May 19, 2004
Have you ever wondered where the name CHARIVARI comes from?
The word CHARIVARI can be traced back to the 17th century, when Italian artist A. CARACCI drew so-called “ritratti caricati”, absurd portraits and figures, literally translated: overloaded portraits. The Italian word “caricare” has its counterpart in the French word “charger” (engl. “load”). We can assume that the name CHARIVARI is based on these roots. Later, the word became part of the French language and had the meaning of loud and unmelodious cacophony.
An additional explanation for the word Charivari can be traced back to the Greek “Karebaria”, synonym for a bad headache caused by loud, disharmonic music from instruments, not necessarily of a musical background, such a pans, pots etc. Such “music” was presented as a serenade in the 18th century to elder men who married a young woman or vice versa.
In France citizens expressed their discontent about elected politicians around the beginning of the 19th century by serenading them with such infernal presentations. A beautiful example of such a performance can be found in Daumier’s print
LD App. 39.
Nowadays, a similar kind of Charivari-music is performed under the name of a “Guggemusik” during Carnival season in Basle, Switzerland. Some of these traditional “musical” groups are hundreds of years old and still carry the name Charivari today.

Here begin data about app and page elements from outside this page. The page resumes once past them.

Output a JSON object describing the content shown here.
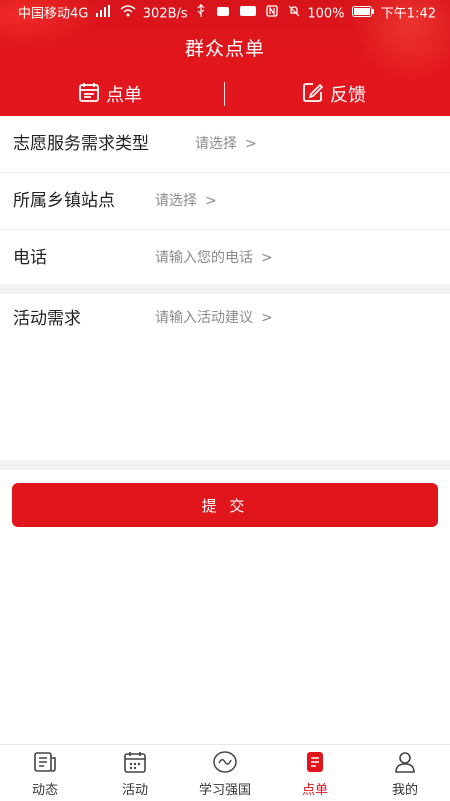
{
  "status_bar": {
    "carrier": "中国移动4G",
    "net_speed": "302B/s",
    "battery": "100%",
    "time": "下午1:42"
  },
  "header": {
    "title": "群众点单",
    "tabs": [
      {
        "label": "点单",
        "icon": "calendar-icon"
      },
      {
        "label": "反馈",
        "icon": "edit-icon"
      }
    ]
  },
  "form": {
    "fields": [
      {
        "label": "志愿服务需求类型",
        "placeholder": "请选择"
      },
      {
        "label": "所属乡镇站点",
        "placeholder": "请选择"
      },
      {
        "label": "电话",
        "placeholder": "请输入您的电话"
      }
    ],
    "demand": {
      "label": "活动需求",
      "placeholder": "请输入活动建议"
    },
    "arrow": ">",
    "submit_label": "提 交"
  },
  "bottom_nav": [
    {
      "label": "动态",
      "icon": "news-icon",
      "active": false
    },
    {
      "label": "活动",
      "icon": "calendar-icon",
      "active": false
    },
    {
      "label": "学习强国",
      "icon": "xuexi-logo-icon",
      "active": false
    },
    {
      "label": "点单",
      "icon": "order-icon",
      "active": true
    },
    {
      "label": "我的",
      "icon": "user-icon",
      "active": false
    }
  ],
  "colors": {
    "brand_red": "#e1151c",
    "placeholder_gray": "#8b8b8b"
  }
}
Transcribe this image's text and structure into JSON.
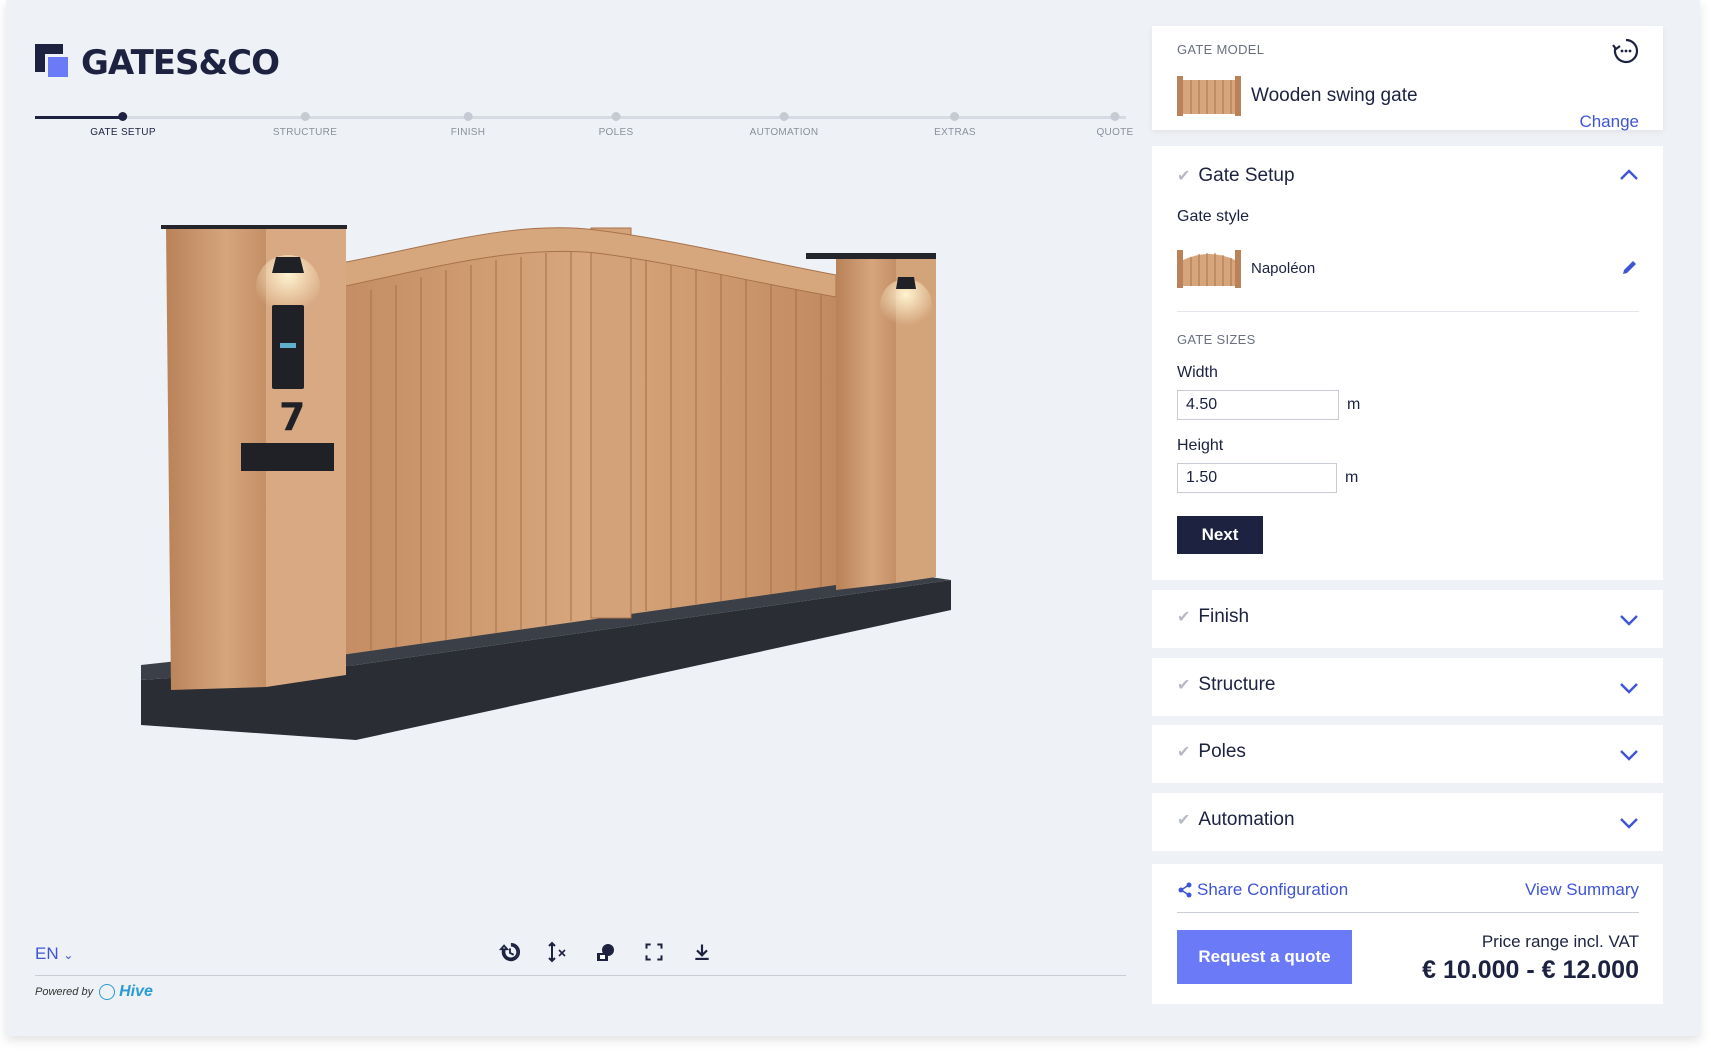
{
  "brand": {
    "name": "GATES&CO"
  },
  "progress": {
    "steps": [
      {
        "label": "GATE SETUP"
      },
      {
        "label": "STRUCTURE"
      },
      {
        "label": "FINISH"
      },
      {
        "label": "POLES"
      },
      {
        "label": "AUTOMATION"
      },
      {
        "label": "EXTRAS"
      },
      {
        "label": "QUOTE"
      }
    ],
    "active_step": "GATE SETUP"
  },
  "viewer": {
    "house_number": "7",
    "language": "EN",
    "tools": [
      {
        "icon": "history-icon"
      },
      {
        "icon": "dimensions-icon"
      },
      {
        "icon": "ar-view-icon"
      },
      {
        "icon": "fullscreen-icon"
      },
      {
        "icon": "download-icon"
      }
    ],
    "powered_by": "Powered by",
    "powered_brand": "Hive"
  },
  "model": {
    "section_label": "GATE MODEL",
    "name": "Wooden swing gate",
    "change_label": "Change"
  },
  "gate_setup": {
    "title": "Gate Setup",
    "style_label": "Gate style",
    "style_name": "Napoléon",
    "sizes_label": "GATE SIZES",
    "width_label": "Width",
    "width_value": "4.50",
    "height_label": "Height",
    "height_value": "1.50",
    "unit": "m",
    "next_label": "Next"
  },
  "accordions": [
    {
      "title": "Finish"
    },
    {
      "title": "Structure"
    },
    {
      "title": "Poles"
    },
    {
      "title": "Automation"
    }
  ],
  "footer": {
    "share_label": "Share Configuration",
    "summary_label": "View Summary",
    "quote_label": "Request a quote",
    "price_label": "Price range incl. VAT",
    "price_value": "€ 10.000 - € 12.000"
  },
  "colors": {
    "navy": "#1c2240",
    "accent": "#6b7bf7",
    "link": "#3f55d6",
    "wood": "#c9956a"
  }
}
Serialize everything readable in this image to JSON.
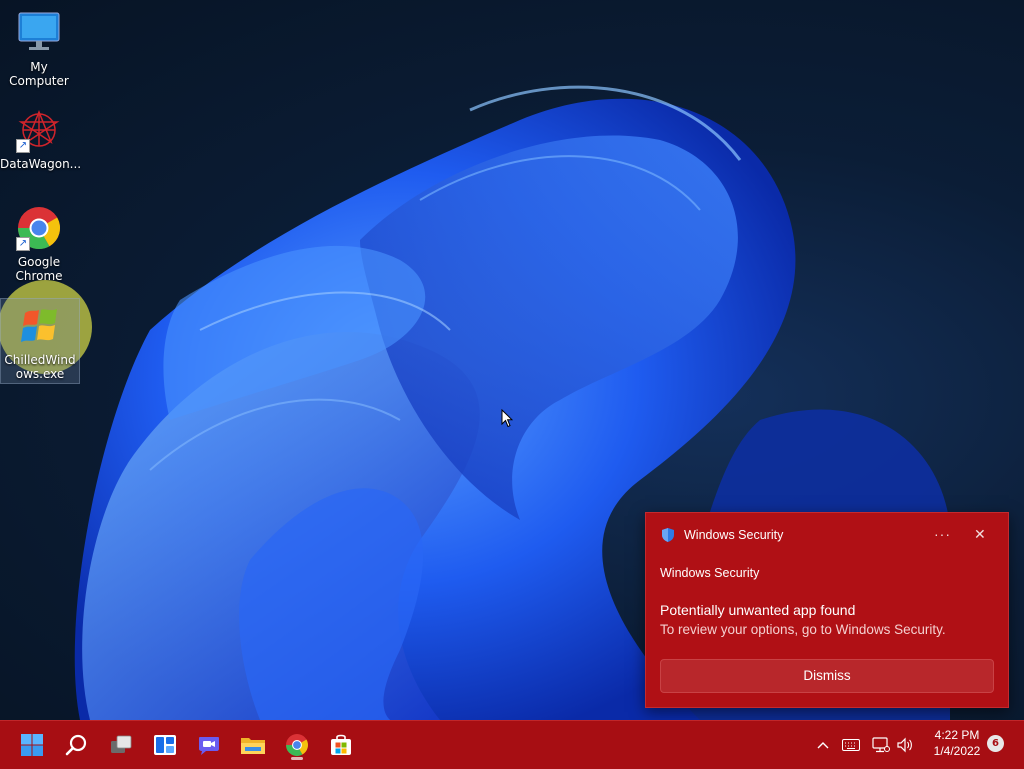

To read more about Daumier and his work for the Charivari, please go to the CHARIVARI section of this website.